Jana Gagner, who nominated Richard Rosenthal for the Potomac Chamber of Commerce’s Citizen of the Year Award, predicted that Rosenthal would feel sheepish about the accolade.
“You know how I think he feels about this is probably like, ‘There’s other people more worthy than me,’” said Gagner, a neighbor of the Bells Mill Elementary School PTA president and youth sports coach.
“I was totally shocked,” Rosenthal said in an interview three days later. “I figured in all of Potomac there are lots of people doing a lot more things than I’m doing.”
But Rosenthal is exactly the kind of person the Chamber of Commerce awards are designed for, Gagner and others said — someone who quietly and steadily contributes to the Potomac community and seeks no special recognition in return.
Rosenthal, a former teacher and attorney, is in his second year as PTA president at Bells Mill, a job he took over after several years as a volunteer at the school.
Linda Ackerman, Rosenthal’s predecessor as PTA president and co-president with him last year, said that Rosenthal is not only a leader at Bells Mill, but also an innovator, who has worked to increase PTA membership.
“He’s just one of these unique people. He’s incredibly hands-on, he’s always at the school helping out, [and] he never says no to anything,” Ackerman said. “The kids love him, as do the parents.”
In a telephone interview, Ackerman said Rosenthal’s name and was quickly drowned out by the sound of her daughter Melissa, 11, shouting from the background: “Richard is so nice and he’s the best swim coach.”
Rosenthal was head swim coach at Tallyho Swim and Tennis for two years in the 1980s before going to law school and returned to coach from 1997-1999 and 2002 to the present.
Ackerman credits Rosenthal with helping Melissa grow from a reticent swimmer to a dedicated one, who now competes in the winter and summer.
“She thinks the world of Richard. I think he is one of the reasons she’s really stuck with the Tallyho swim team,” Ackerman said, noting that her family has remained with Tallyho despite moving to a house across the street from another Potomac swim club.
Rosenthal has also coached Montgomery Soccer Inc. (MSI) youth soccer teams for six years and teaches religious education at the Cedar Lane Unitarian Universalist Church in Bethesda.
“Families in our area look up to him,” Gagner said. “He’s very unpretentious. But he’s still very effective and very competent.”
Rosenthal grew up in Montgomery County and graduated from Walter Johnson High School, Haverford College, and the University of Michigan Law School. His wife, Audrey Anderson, is a partner in the law firm of Hogan and Hartson.

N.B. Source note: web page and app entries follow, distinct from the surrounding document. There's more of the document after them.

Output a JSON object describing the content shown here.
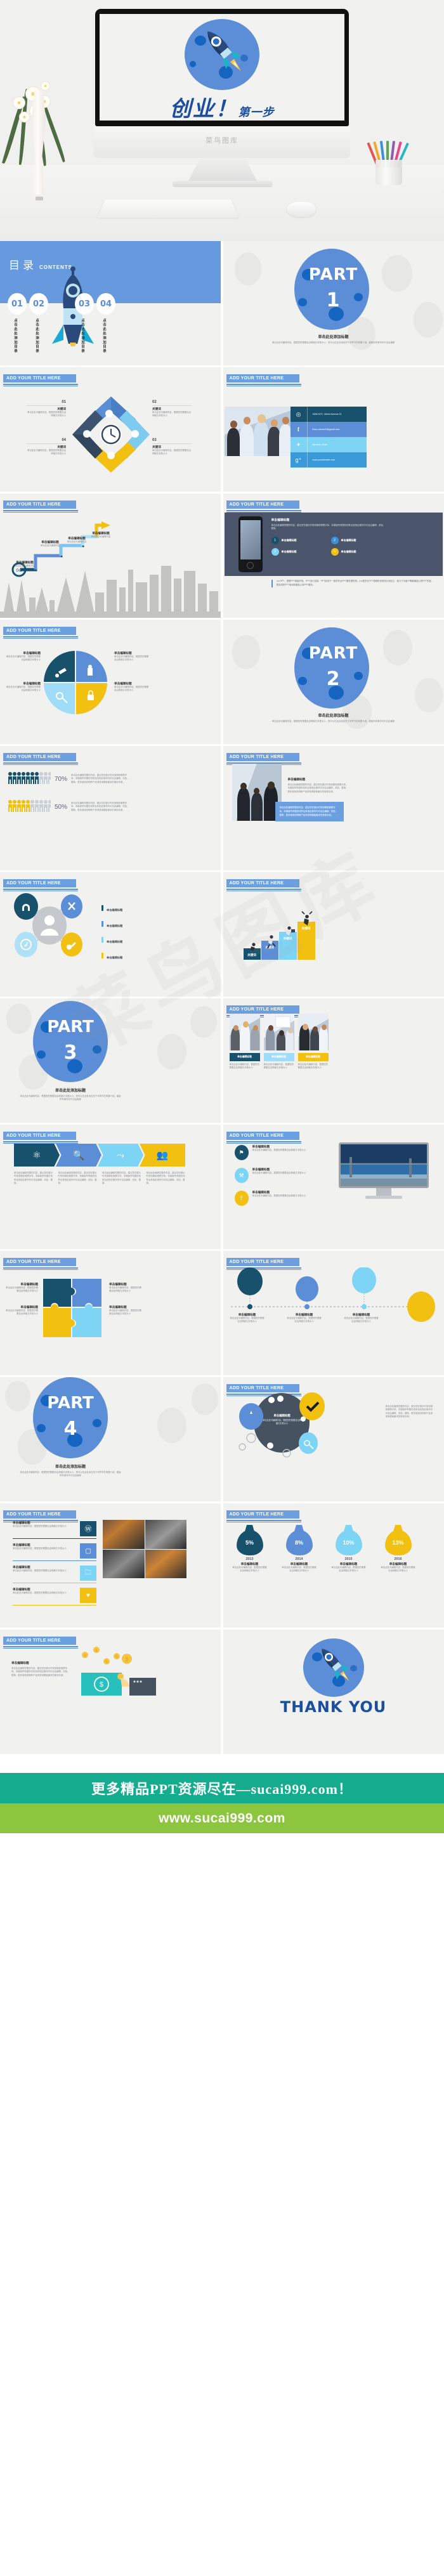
{
  "hero": {
    "title_cn": "创业！",
    "title_sub": "第一步",
    "monitor_brand": "菜鸟图库",
    "icon": "rocket-icon"
  },
  "toc": {
    "title_cn": "目录",
    "title_en": "CONTENTS",
    "items": [
      {
        "num": "01",
        "label": "点击此处添加目录"
      },
      {
        "num": "02",
        "label": "点击此处添加目录"
      },
      {
        "num": "03",
        "label": "点击此处添加目录"
      },
      {
        "num": "04",
        "label": "点击此处添加目录"
      }
    ]
  },
  "common": {
    "slide_title": "ADD YOUR TITLE HERE",
    "section_heading": "单击此处添加标题",
    "section_body": "单击此处可编辑内容，根据您的需要自由伸缩文本框大小、您可以在此处添加关于本章节的简要介绍、模板所有素材均可自由编辑",
    "edit_heading": "单击编辑标题",
    "edit_body": "单击此处可编辑内容，根据您的需要自由伸缩文本框大小",
    "edit_body_long": "单击此处编辑您要的内容，建议您在展示时采用微软雅黑字体、本模版所有图形线条及其相应素材均可自由编辑、改色、替换，更多使用说明和产品请咨询模板最末的使用手册。",
    "keyword": "关键词",
    "keyword_body": "单击此处可编辑内容，根据您的需要自由伸缩文本框大小"
  },
  "parts": [
    {
      "label": "PART",
      "num": "1"
    },
    {
      "label": "PART",
      "num": "2"
    },
    {
      "label": "PART",
      "num": "3"
    },
    {
      "label": "PART",
      "num": "4"
    }
  ],
  "cycle4": {
    "nums": [
      "01",
      "02",
      "03",
      "04"
    ],
    "keyword": "关键词",
    "body": "单击此处可编辑内容，根据您的需要自由伸缩文本框大小",
    "icons": [
      "lungs-icon",
      "bulb-icon",
      "chart-icon",
      "gears-icon"
    ],
    "center_icon": "clock-icon"
  },
  "contact": {
    "rows": [
      {
        "icon": "location-pin-icon",
        "text": "3456 NYC, Street Avenue 21",
        "color": "#17516b"
      },
      {
        "icon": "facebook-icon",
        "text": "tham.nanda19@gmail.com",
        "color": "#5b8ed6"
      },
      {
        "icon": "twitter-icon",
        "text": "@nanda_tham",
        "color": "#7ed4f5"
      },
      {
        "icon": "google-plus-icon",
        "text": "www.yourwebsite.com",
        "color": "#3a9ad9"
      }
    ]
  },
  "roadmap": {
    "start_label": "GO",
    "steps": [
      {
        "title": "单击编辑标题",
        "body": "单击此处可编辑内容"
      },
      {
        "title": "单击编辑标题",
        "body": "单击此处可编辑内容"
      },
      {
        "title": "单击编辑标题",
        "body": "单击此处可编辑内容"
      },
      {
        "title": "单击编辑标题",
        "body": "单击此处可编辑内容"
      }
    ]
  },
  "phone_slide": {
    "heading": "单击编辑标题",
    "body": "单击此处编辑您要的内容，建议您在展示时采用微软雅黑字体、本模版所有图形线条及其相应素材均可自由编辑、改色、替换。",
    "items": [
      {
        "num": "1",
        "label": "单击编辑标题",
        "color": "#17516b"
      },
      {
        "num": "2",
        "label": "单击编辑标题",
        "color": "#3d8fd8"
      },
      {
        "num": "3",
        "label": "单击编辑标题",
        "color": "#7ed4f5"
      },
      {
        "num": "4",
        "label": "单击编辑标题",
        "color": "#f2c011"
      }
    ],
    "footnote": "小a PPT，是做PPT模板开发、PPT设计定制、PPT培训于一体的专业PPT服务提供商。小a是多位PPT领域的资深设计师创立，致力于为客户奉献最用心的PPT作品，是实用的PPT培训和最贴心的PPT服务。"
  },
  "pie4": {
    "quadrants": [
      {
        "title": "单击编辑标题",
        "body": "单击此处可编辑内容，根据您的需要自由伸缩文本框大小",
        "icon": "pin-icon",
        "color": "#17516b"
      },
      {
        "title": "单击编辑标题",
        "body": "单击此处可编辑内容，根据您的需要自由伸缩文本框大小",
        "icon": "thumbs-up-icon",
        "color": "#5b8ed6"
      },
      {
        "title": "单击编辑标题",
        "body": "单击此处可编辑内容，根据您的需要自由伸缩文本框大小",
        "icon": "key-icon",
        "color": "#7ed4f5"
      },
      {
        "title": "单击编辑标题",
        "body": "单击此处可编辑内容，根据您的需要自由伸缩文本框大小",
        "icon": "lock-icon",
        "color": "#f2c011"
      }
    ]
  },
  "chart_data": {
    "type": "bar",
    "title": "",
    "subtitle": "",
    "xlabel": "",
    "ylabel": "",
    "grid": false,
    "legend": "none",
    "charts": [
      {
        "name": "people-pictogram",
        "type": "pictogram",
        "categories": [
          "",
          ""
        ],
        "values": [
          70,
          50
        ],
        "value_labels": [
          "70%",
          "50%"
        ],
        "icons_total": 10,
        "icons_filled": [
          7,
          5
        ],
        "colors": [
          "#17516b",
          "#f2c011"
        ],
        "notes": [
          "单击此处编辑您要的内容，建议您在展示时采用微软雅黑字体、本模版所有图形线条及其相应素材均可自由编辑、改色、替换，更多使用说明和产品请咨询模板最末的使用手册。",
          "单击此处编辑您要的内容，建议您在展示时采用微软雅黑字体、本模版所有图形线条及其相应素材均可自由编辑、改色、替换，更多使用说明和产品请咨询模板最末的使用手册。"
        ]
      },
      {
        "name": "staircase-bars",
        "type": "bar",
        "categories": [
          "关键词",
          "关键词",
          "关键词",
          "关键词"
        ],
        "values": [
          22,
          34,
          46,
          60
        ],
        "colors": [
          "#17516b",
          "#5b8ed6",
          "#7ed4f5",
          "#f2c011"
        ],
        "ylim": [
          0,
          62
        ]
      },
      {
        "name": "money-bags",
        "type": "bar",
        "categories": [
          "2013",
          "2014",
          "2015",
          "2016"
        ],
        "values": [
          5,
          8,
          10,
          13
        ],
        "value_labels": [
          "5%",
          "8%",
          "10%",
          "13%"
        ],
        "colors": [
          "#17516b",
          "#5b8ed6",
          "#7ed4f5",
          "#f2c011"
        ],
        "ylabel": "%",
        "ylim": [
          0,
          15
        ],
        "captions": [
          "单击编辑标题",
          "单击编辑标题",
          "单击编辑标题",
          "单击编辑标题"
        ],
        "caption_bodies": [
          "单击此处可编辑内容，根据您的需要自由伸缩文本框大小",
          "单击此处可编辑内容，根据您的需要自由伸缩文本框大小",
          "单击此处可编辑内容，根据您的需要自由伸缩文本框大小",
          "单击此处可编辑内容，根据您的需要自由伸缩文本框大小"
        ]
      }
    ]
  },
  "person_icons": {
    "legend": [
      {
        "label": "单击编辑标题",
        "color": "#17516b"
      },
      {
        "label": "单击编辑标题",
        "color": "#5b8ed6"
      },
      {
        "label": "单击编辑标题",
        "color": "#7ed4f5"
      },
      {
        "label": "单击编辑标题",
        "color": "#f2c011"
      }
    ],
    "icons": [
      "headphone-icon",
      "tools-icon",
      "compass-icon",
      "rocket-icon"
    ],
    "center_icon": "user-icon"
  },
  "team3": {
    "cards": [
      {
        "title": "单击编辑标题",
        "body": "单击此处可编辑内容，根据您的需要自由伸缩文本框大小",
        "color": "#17516b"
      },
      {
        "title": "单击编辑标题",
        "body": "单击此处可编辑内容，根据您的需要自由伸缩文本框大小",
        "color": "#7ed4f5"
      },
      {
        "title": "单击编辑标题",
        "body": "单击此处可编辑内容，根据您的需要自由伸缩文本框大小",
        "color": "#f2c011"
      }
    ]
  },
  "ribbon4": {
    "icons": [
      "molecule-icon",
      "search-icon",
      "share-icon",
      "group-icon"
    ],
    "colors": [
      "#17516b",
      "#5b8ed6",
      "#7ed4f5",
      "#f2c011"
    ],
    "bodies": [
      "单击此处编辑您要的内容，建议您在展示时采用微软雅黑字体，本模版所有图形线条及其相应素材均可自由编辑、改色、替换。",
      "单击此处编辑您要的内容，建议您在展示时采用微软雅黑字体，本模版所有图形线条及其相应素材均可自由编辑、改色、替换。",
      "单击此处编辑您要的内容，建议您在展示时采用微软雅黑字体，本模版所有图形线条及其相应素材均可自由编辑、改色、替换。",
      "单击此处编辑您要的内容，建议您在展示时采用微软雅黑字体，本模版所有图形线条及其相应素材均可自由编辑、改色、替换。"
    ]
  },
  "monitor_slide": {
    "items": [
      {
        "icon": "flag-icon",
        "title": "单击编辑标题",
        "body": "单击此处可编辑内容，根据您的需要自由伸缩文本框大小",
        "color": "#17516b"
      },
      {
        "icon": "tools-icon",
        "title": "单击编辑标题",
        "body": "单击此处可编辑内容，根据您的需要自由伸缩文本框大小",
        "color": "#7ed4f5"
      },
      {
        "icon": "upload-icon",
        "title": "单击编辑标题",
        "body": "单击此处可编辑内容，根据您的需要自由伸缩文本框大小",
        "color": "#f2c011"
      }
    ]
  },
  "puzzle": {
    "pieces": [
      {
        "title": "单击编辑标题",
        "body": "单击此处可编辑内容，根据您的需要自由伸缩文本框大小",
        "color": "#17516b"
      },
      {
        "title": "单击编辑标题",
        "body": "单击此处可编辑内容，根据您的需要自由伸缩文本框大小",
        "color": "#5b8ed6"
      },
      {
        "title": "单击编辑标题",
        "body": "单击此处可编辑内容，根据您的需要自由伸缩文本框大小",
        "color": "#f2c011"
      },
      {
        "title": "单击编辑标题",
        "body": "单击此处可编辑内容，根据您的需要自由伸缩文本框大小",
        "color": "#7ed4f5"
      }
    ]
  },
  "timeline": {
    "nodes": [
      {
        "title": "单击编辑标题",
        "body": "单击此处可编辑内容，根据您的需要自由伸缩文本框大小",
        "color": "#17516b"
      },
      {
        "title": "单击编辑标题",
        "body": "单击此处可编辑内容，根据您的需要自由伸缩文本框大小",
        "color": "#5b8ed6"
      },
      {
        "title": "单击编辑标题",
        "body": "单击此处可编辑内容，根据您的需要自由伸缩文本框大小",
        "color": "#7ed4f5"
      },
      {
        "title": "",
        "body": "",
        "color": "#f2c011"
      }
    ]
  },
  "bubble_slide": {
    "center_title": "单击编辑标题",
    "center_body": "单击此处可编辑内容，根据您的需要自由伸缩文本框大小",
    "body": "单击此处编辑您要的内容，建议您在展示时采用微软雅黑字体，本模版所有图形线条及其相应素材均可自由编辑、改色、替换，更多使用说明和产品请咨询模板最末的使用手册。",
    "badges": [
      "check-icon",
      "key-icon",
      "flag-icon"
    ]
  },
  "list4": {
    "items": [
      {
        "icon": "wordpress-icon",
        "title": "单击编辑标题",
        "body": "单击此处可编辑内容，根据您的需要自由伸缩文本框大小",
        "color": "#17516b"
      },
      {
        "icon": "tablet-icon",
        "title": "单击编辑标题",
        "body": "单击此处可编辑内容，根据您的需要自由伸缩文本框大小",
        "color": "#5b8ed6"
      },
      {
        "icon": "briefcase-icon",
        "title": "单击编辑标题",
        "body": "单击此处可编辑内容，根据您的需要自由伸缩文本框大小",
        "color": "#7ed4f5"
      },
      {
        "icon": "heart-icon",
        "title": "单击编辑标题",
        "body": "单击此处可编辑内容，根据您的需要自由伸缩文本框大小",
        "color": "#f2c011"
      }
    ]
  },
  "money_slide": {
    "heading": "单击编辑标题",
    "body": "单击此处编辑您要的内容，建议您在展示时采用微软雅黑字体、本模版所有图形线条及其相应素材均可自由编辑、改色、替换，更多使用说明和产品请咨询模板最末的使用手册。",
    "icon": "cash-hand-icon"
  },
  "thankyou": {
    "text": "THANK YOU",
    "icon": "rocket-icon"
  },
  "footer": {
    "line1": "更多精品PPT资源尽在—sucai999.com！",
    "line2": "www.sucai999.com",
    "color1": "#14ab8e",
    "color2": "#8cc63e"
  },
  "watermark": "菜鸟图库",
  "palette": {
    "blue": "#5b8ed6",
    "title_blue": "#6c9fe0",
    "dark_teal": "#17516b",
    "light_blue": "#7ed4f5",
    "yellow": "#f2c011",
    "slide_bg": "#f1f1f0"
  }
}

Rosenthal gave up practicing law when he and Anderson had their first child.
As for Rosenthal’s feeling that he isn’t especially deserving of the award — Gagner and Ackerman had ready responses.
“I really honestly think he has no concept of how much he does and how much value he adds,” Ackerman said.
“He’s just a little bit above and beyond,” added Gagner. “Of the many wonderful volunteers in our community, he’s a particularly special one.”